Calais migrants: Councils 'must help assess children'
Councils say they should be involved in assessing the needs of child migrants in Calais before they arrive in the UK.
About 4,000 lone children are claiming asylum in the UK, with their care and resettlement down to local authorities.
The Local Government Association says earlier involvement will make it easier for councils to help children settle.
It comes ahead of a meeting of UK and French officials at the Calais camp, known as the Jungle, to discuss improving care for migrant children.
Councillors from the Local Government Association (LGA), which represents most local authorities in England and Wales, will visit the makeshift site in Calais, on the north coast of France, with its mayor Natacha Bouchart in a bid to join up efforts to help vulnerable children travelling alone.

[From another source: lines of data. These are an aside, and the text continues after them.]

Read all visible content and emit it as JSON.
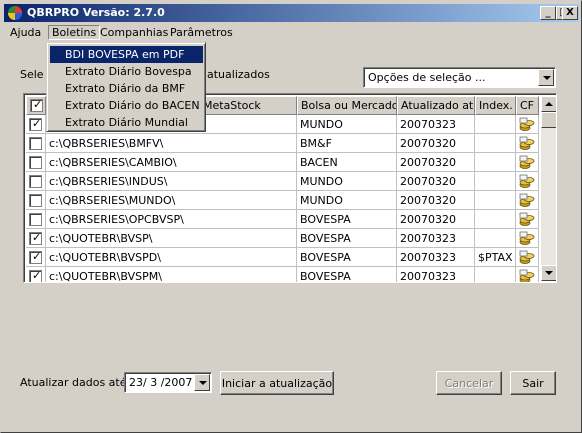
{
  "window": {
    "title": "QBRPRO Versão: 2.7.0",
    "minimize": "_",
    "maximize": "□",
    "close": "X"
  },
  "menu": {
    "items": [
      "Ajuda",
      "Boletins",
      "Companhias",
      "Parâmetros"
    ]
  },
  "dropdown": {
    "items": [
      "BDI BOVESPA em PDF",
      "Extrato Diário Bovespa",
      "Extrato Diário da BMF",
      "Extrato Diário do BACEN",
      "Extrato Diário Mundial"
    ],
    "selected_index": 0
  },
  "filter": {
    "label_left": "Sele",
    "label_right": "atualizados",
    "select_value": "Opções de seleção ..."
  },
  "grid": {
    "columns": [
      "",
      "MetaStock",
      "Bolsa ou Mercado",
      "Atualizado até",
      "Index.",
      "CF"
    ],
    "header_checked": true,
    "rows": [
      {
        "checked": true,
        "path": "",
        "market": "MUNDO",
        "updated": "20070323",
        "index": ""
      },
      {
        "checked": false,
        "path": "c:\\QBRSERIES\\BMFV\\",
        "market": "BM&F",
        "updated": "20070320",
        "index": ""
      },
      {
        "checked": false,
        "path": "c:\\QBRSERIES\\CAMBIO\\",
        "market": "BACEN",
        "updated": "20070320",
        "index": ""
      },
      {
        "checked": false,
        "path": "c:\\QBRSERIES\\INDUS\\",
        "market": "MUNDO",
        "updated": "20070320",
        "index": ""
      },
      {
        "checked": false,
        "path": "c:\\QBRSERIES\\MUNDO\\",
        "market": "MUNDO",
        "updated": "20070320",
        "index": ""
      },
      {
        "checked": false,
        "path": "c:\\QBRSERIES\\OPCBVSP\\",
        "market": "BOVESPA",
        "updated": "20070320",
        "index": ""
      },
      {
        "checked": true,
        "path": "c:\\QUOTEBR\\BVSP\\",
        "market": "BOVESPA",
        "updated": "20070323",
        "index": ""
      },
      {
        "checked": true,
        "path": "c:\\QUOTEBR\\BVSPD\\",
        "market": "BOVESPA",
        "updated": "20070323",
        "index": "$PTAX"
      },
      {
        "checked": true,
        "path": "c:\\QUOTEBR\\BVSPM\\",
        "market": "BOVESPA",
        "updated": "20070323",
        "index": ""
      }
    ]
  },
  "footer": {
    "date_label": "Atualizar dados até:",
    "date_value": "23/ 3 /2007",
    "start_button": "Iniciar a atualização",
    "cancel_button": "Cancelar",
    "exit_button": "Sair"
  },
  "colors": {
    "title_bar_start": "#0a246a",
    "title_bar_end": "#a6caf0",
    "window_face": "#d4d0c8",
    "menu_highlight": "#0a246a"
  }
}
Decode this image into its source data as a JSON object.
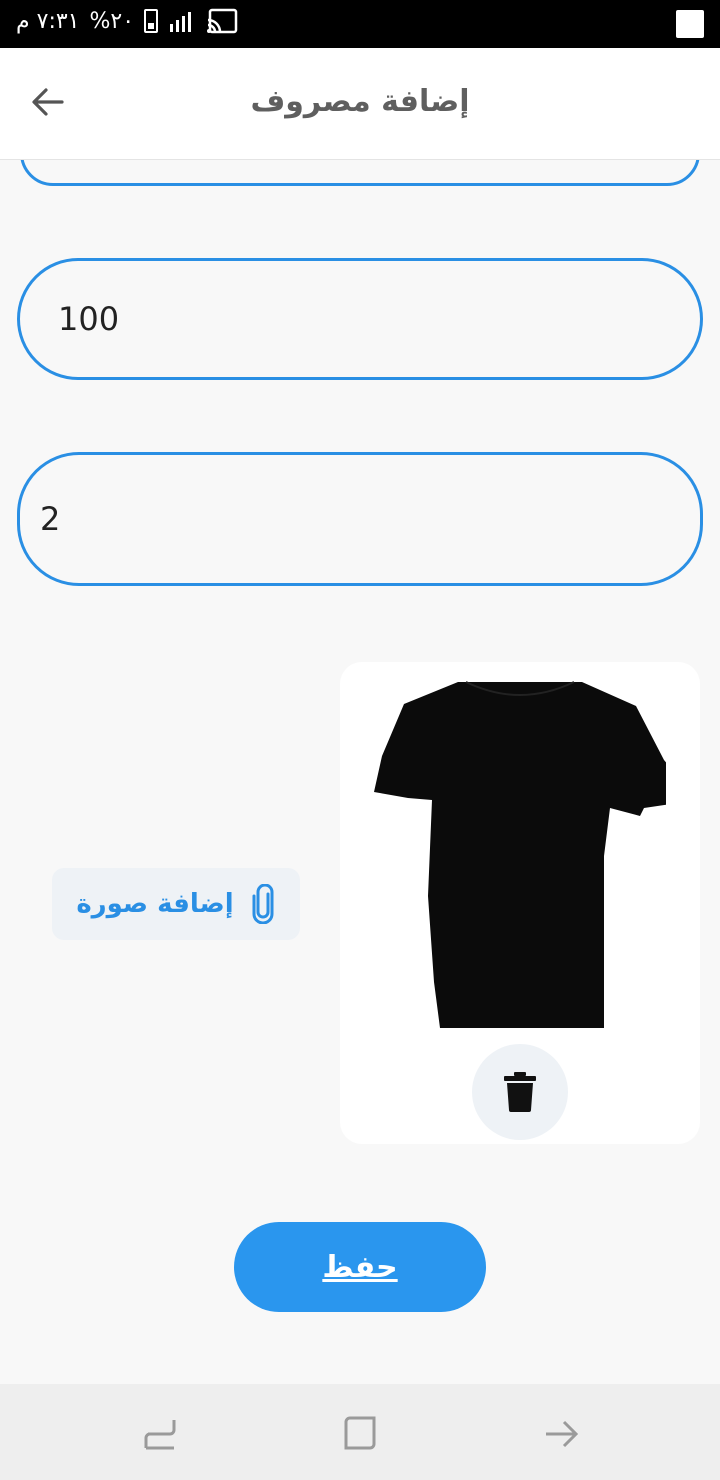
{
  "status_bar": {
    "time": "٧:٣١ م",
    "battery": "%٢٠"
  },
  "app_bar": {
    "title": "إضافة مصروف",
    "back_icon": "arrow-left-icon"
  },
  "form": {
    "amount_value": "100",
    "quantity_value": "2"
  },
  "attachment": {
    "add_image_label": "إضافة صورة",
    "attach_icon": "paperclip-icon",
    "delete_icon": "trash-icon"
  },
  "actions": {
    "save_label": "حفظ"
  },
  "colors": {
    "accent": "#2a8fe4",
    "save_button": "#2a96ee",
    "background": "#f8f8f8"
  },
  "nav_bar": {
    "icons": [
      "recent-apps-icon",
      "home-icon",
      "back-nav-icon"
    ]
  }
}
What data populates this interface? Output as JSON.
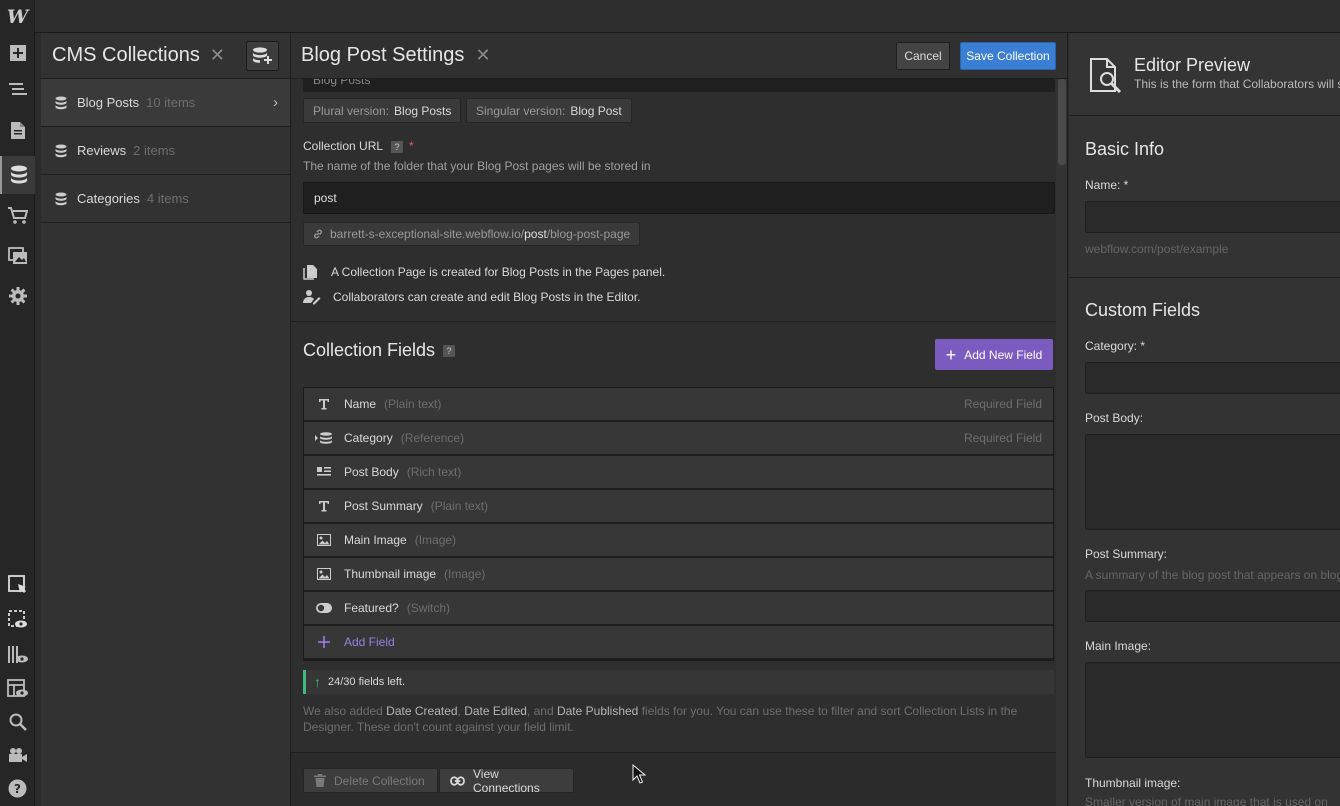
{
  "app": {
    "logo": "W"
  },
  "collections_panel": {
    "title": "CMS Collections",
    "items": [
      {
        "name": "Blog Posts",
        "count": "10 items"
      },
      {
        "name": "Reviews",
        "count": "2 items"
      },
      {
        "name": "Categories",
        "count": "4 items"
      }
    ]
  },
  "settings": {
    "title": "Blog Post Settings",
    "cancel_label": "Cancel",
    "save_label": "Save Collection",
    "collection_name_value": "Blog Posts",
    "plural_label": "Plural version:",
    "plural_value": "Blog Posts",
    "singular_label": "Singular version:",
    "singular_value": "Blog Post",
    "url_label": "Collection URL",
    "help_mark": "?",
    "required_mark": "*",
    "url_hint": "The name of the folder that your Blog Post pages will be stored in",
    "url_value": "post",
    "url_preview_prefix": "barrett-s-exceptional-site.webflow.io/",
    "url_preview_slug": "post",
    "url_preview_suffix": "/blog-post-page",
    "info_pages": "A Collection Page is created for Blog Posts in the Pages panel.",
    "info_editor": "Collaborators can create and edit Blog Posts in the Editor.",
    "fields_title": "Collection Fields",
    "add_new_field_label": "Add New Field",
    "fields": [
      {
        "name": "Name",
        "type": "(Plain text)",
        "required": "Required Field",
        "icon": "text-icon"
      },
      {
        "name": "Category",
        "type": "(Reference)",
        "required": "Required Field",
        "icon": "reference-icon"
      },
      {
        "name": "Post Body",
        "type": "(Rich text)",
        "required": "",
        "icon": "rich-text-icon"
      },
      {
        "name": "Post Summary",
        "type": "(Plain text)",
        "required": "",
        "icon": "text-icon"
      },
      {
        "name": "Main Image",
        "type": "(Image)",
        "required": "",
        "icon": "image-icon"
      },
      {
        "name": "Thumbnail image",
        "type": "(Image)",
        "required": "",
        "icon": "image-icon"
      },
      {
        "name": "Featured?",
        "type": "(Switch)",
        "required": "",
        "icon": "switch-icon"
      }
    ],
    "add_field_label": "Add Field",
    "fields_left": "24/30 fields left.",
    "note_part1": "We also added ",
    "note_date_created": "Date Created",
    "note_sep1": ", ",
    "note_date_edited": "Date Edited",
    "note_sep2": ", and ",
    "note_date_published": "Date Published",
    "note_part2": " fields for you. You can use these to filter and sort Collection Lists in the Designer. These don't count against your field limit.",
    "delete_label": "Delete Collection",
    "view_connections_label": "View Connections"
  },
  "preview": {
    "title": "Editor Preview",
    "subtitle": "This is the form that Collaborators will see",
    "basic_info": "Basic Info",
    "name_label": "Name: *",
    "name_hint": "webflow.com/post/example",
    "custom_fields": "Custom Fields",
    "category_label": "Category: *",
    "post_body_label": "Post Body:",
    "post_summary_label": "Post Summary:",
    "post_summary_hint": "A summary of the blog post that appears on blog",
    "main_image_label": "Main Image:",
    "thumbnail_label": "Thumbnail image:",
    "thumbnail_hint": "Smaller version of main image that is used on"
  },
  "colors": {
    "accent_blue": "#3b7fd4",
    "accent_purple": "#7b5bbf",
    "success_green": "#3dba7e",
    "required_red": "#e25c5c"
  }
}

It is hoped that expertise could be shared between the countries on how to keep lone young people safe and ensure they receive the appropriate care, the LGA said.
Figures produced by the charity Help Refugees in July said that 608 of the 751 children living in the camp were unaccompanied, with thousands more thought be alone and vulnerable across Europe.
Under a scheme announced in May, the government said lone child refugees registered in France, Italy or Greece before 20 March could be resettled in the UK.
Ministers had been under pressure to accept 3,000 unaccompanied child refugees from Europe, but then-Prime Minister David Cameron said numbers would depend on what local councils could cope with.
Local councils are responsible for costs including schooling, foster care, university fees and housing, and receive funding at a fixed rate from central government.
David Simmonds, chairman of its asylum, refugee and migration task group, said councils want to "get it right" for children who had experienced horrendous conditions within and since fleeing their country of origin.
"Many children will require care and support packages directly from councils or their partners if they are not able to be relocated with existing family in Europe or the UK.
"Ideally, councils will work alongside government and their partners to assess children and agree their needs before they enter the UK."
More than 10,000 migrant children may have disappeared after arriving in Europe over the past two years, the EU's police intelligence unit has said, warning many may have fallen prey to criminal gangs.